For the quite elaborate sculpted base of this HQ, I was inspired by this video by RobPaints Miniatures I found on the YouTubes…
It’s an awesome tutorial on marble, and this base in particular… But it requires, as key component the use of non-reusable cotton baby wipes of the indestructible kind… And I think those are banned because they tend to destroy water treatment plants and sewers in general, so I tried something close using steel-wool… Not the same effect, sure… But all done with three rattle cans, and it kind of works!
I want to think that I paid a little more attention to the details than the tutorial… Like some of the stones appear to have fallen from a hypothetical ceiling, so I colored those on a different color of rock… Also chosen to detail more of the tiles and such, but I think it was pretty clear those were Bloody Rose petals scattered by the Spirit of Saint Mina!
I used my teal and blue rattles over black primer to create the base tone, then I covered it with steel wool and gave it a third of pale blue rattle can… I picked out some of the details and gave it a gloss varnish layer… Then I used AK Streaking Grime, and took away the excess using turpentine.
Some miniature painters would tell you to use odorless white spirit… I don’t recomend it. The fumes of either of this things it’s quite toxic, and having it smell is actually a good reminder that you should not be smelling it at all! Use a respirator, or a well ventilated (almost open) area, and don’t leave open bottles or cleaning cups evaporating carelessly around you. Also turpentine comes from pine-trees apparently… So that has to be a bonus!

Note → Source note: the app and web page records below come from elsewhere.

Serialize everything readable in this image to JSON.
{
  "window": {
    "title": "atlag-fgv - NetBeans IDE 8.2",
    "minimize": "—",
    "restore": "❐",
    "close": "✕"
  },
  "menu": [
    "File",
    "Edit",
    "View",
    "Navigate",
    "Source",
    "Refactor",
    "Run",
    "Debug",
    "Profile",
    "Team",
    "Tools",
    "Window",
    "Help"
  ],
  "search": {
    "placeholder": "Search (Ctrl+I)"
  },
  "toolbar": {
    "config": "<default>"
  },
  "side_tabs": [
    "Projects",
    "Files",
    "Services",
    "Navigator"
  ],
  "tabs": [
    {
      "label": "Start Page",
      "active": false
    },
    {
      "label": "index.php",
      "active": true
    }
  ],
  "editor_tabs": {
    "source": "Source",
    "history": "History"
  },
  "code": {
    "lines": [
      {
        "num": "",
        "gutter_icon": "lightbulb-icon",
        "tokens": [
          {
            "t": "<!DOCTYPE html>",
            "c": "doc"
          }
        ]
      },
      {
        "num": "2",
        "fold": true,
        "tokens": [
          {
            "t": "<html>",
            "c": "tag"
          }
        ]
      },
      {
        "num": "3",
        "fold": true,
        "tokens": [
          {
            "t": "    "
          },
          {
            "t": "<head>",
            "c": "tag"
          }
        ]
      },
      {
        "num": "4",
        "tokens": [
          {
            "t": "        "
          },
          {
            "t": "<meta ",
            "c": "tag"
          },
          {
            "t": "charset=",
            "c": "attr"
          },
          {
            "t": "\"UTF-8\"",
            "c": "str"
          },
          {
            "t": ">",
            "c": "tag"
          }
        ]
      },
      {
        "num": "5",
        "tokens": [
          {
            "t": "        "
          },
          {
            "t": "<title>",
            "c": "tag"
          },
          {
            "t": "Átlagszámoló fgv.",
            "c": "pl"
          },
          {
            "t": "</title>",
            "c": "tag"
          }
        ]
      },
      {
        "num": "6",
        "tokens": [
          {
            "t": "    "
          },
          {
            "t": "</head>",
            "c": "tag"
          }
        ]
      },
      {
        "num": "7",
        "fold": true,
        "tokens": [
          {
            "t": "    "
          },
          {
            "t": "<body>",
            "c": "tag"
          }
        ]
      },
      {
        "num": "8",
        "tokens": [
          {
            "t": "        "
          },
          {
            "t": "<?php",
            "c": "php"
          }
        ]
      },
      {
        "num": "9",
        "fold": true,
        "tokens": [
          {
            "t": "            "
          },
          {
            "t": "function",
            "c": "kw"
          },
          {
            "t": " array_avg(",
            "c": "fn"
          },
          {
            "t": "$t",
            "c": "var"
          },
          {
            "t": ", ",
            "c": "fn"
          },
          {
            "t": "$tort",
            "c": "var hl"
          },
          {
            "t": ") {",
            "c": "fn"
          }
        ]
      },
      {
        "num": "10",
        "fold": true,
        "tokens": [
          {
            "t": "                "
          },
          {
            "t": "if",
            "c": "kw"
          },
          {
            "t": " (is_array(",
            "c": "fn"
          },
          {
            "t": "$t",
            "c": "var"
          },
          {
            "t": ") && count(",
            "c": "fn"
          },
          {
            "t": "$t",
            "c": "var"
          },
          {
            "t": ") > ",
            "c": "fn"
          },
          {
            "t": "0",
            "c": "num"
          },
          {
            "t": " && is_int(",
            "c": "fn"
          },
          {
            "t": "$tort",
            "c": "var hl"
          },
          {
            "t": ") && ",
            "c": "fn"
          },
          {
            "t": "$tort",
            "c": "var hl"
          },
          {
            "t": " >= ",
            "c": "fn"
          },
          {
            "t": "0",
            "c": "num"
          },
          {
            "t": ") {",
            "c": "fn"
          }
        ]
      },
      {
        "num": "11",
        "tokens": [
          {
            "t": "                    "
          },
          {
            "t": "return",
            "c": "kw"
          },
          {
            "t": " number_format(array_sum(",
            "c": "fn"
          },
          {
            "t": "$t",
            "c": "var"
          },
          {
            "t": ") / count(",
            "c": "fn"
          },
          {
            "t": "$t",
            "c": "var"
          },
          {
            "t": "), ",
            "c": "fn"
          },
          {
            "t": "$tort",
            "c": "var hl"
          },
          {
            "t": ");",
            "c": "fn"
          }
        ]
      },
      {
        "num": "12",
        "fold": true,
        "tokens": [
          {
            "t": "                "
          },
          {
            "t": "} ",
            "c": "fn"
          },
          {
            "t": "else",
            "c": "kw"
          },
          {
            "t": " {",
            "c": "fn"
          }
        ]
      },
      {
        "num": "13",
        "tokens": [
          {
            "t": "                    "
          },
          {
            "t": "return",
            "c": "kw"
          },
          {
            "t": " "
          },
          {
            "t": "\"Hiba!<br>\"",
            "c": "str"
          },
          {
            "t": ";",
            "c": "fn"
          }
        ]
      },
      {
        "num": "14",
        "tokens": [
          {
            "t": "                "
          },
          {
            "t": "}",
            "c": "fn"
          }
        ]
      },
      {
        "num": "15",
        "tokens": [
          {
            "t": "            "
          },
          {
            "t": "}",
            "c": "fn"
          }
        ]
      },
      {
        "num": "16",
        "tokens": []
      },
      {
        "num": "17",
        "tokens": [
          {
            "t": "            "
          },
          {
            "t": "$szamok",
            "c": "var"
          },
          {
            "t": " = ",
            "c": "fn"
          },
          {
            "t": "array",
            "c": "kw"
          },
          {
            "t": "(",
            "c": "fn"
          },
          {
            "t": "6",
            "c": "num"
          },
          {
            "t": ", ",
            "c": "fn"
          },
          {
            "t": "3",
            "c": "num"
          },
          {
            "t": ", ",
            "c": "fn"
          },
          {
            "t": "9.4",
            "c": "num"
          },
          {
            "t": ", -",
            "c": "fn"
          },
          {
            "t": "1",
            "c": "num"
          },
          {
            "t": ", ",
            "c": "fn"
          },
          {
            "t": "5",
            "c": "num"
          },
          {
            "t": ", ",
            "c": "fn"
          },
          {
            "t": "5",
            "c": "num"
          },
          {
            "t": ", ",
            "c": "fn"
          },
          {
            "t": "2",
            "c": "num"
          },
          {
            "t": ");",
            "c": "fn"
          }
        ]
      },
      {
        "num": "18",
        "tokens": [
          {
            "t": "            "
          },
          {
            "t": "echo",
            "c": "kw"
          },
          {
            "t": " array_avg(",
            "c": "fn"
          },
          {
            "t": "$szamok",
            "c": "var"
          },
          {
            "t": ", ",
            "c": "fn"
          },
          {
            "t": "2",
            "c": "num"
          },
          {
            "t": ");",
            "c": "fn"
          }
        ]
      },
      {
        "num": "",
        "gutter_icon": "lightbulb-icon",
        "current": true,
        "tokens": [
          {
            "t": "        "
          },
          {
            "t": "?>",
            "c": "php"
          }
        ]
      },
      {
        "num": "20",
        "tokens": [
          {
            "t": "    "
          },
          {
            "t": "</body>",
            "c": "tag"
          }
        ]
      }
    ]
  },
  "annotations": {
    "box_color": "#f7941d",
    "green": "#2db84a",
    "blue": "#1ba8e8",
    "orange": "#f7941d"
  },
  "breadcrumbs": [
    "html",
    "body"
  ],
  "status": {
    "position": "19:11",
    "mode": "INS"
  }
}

I painted rust effects using washes and as in the video, I used some Vallejo Tan Earth to wash on the missing tiles and dust-piles, but in the end it called for some extra-shadow from a concocted wash I made out of some cheap black pigment ink, flow improver and water… (Basically GW’s Nuln Oil at whatever dark intensity you choose… Not sure about the shine of the finish, because I applied and mixed Brown and Light Siena dry pigments after, and decided to matt-varnish the whole thing.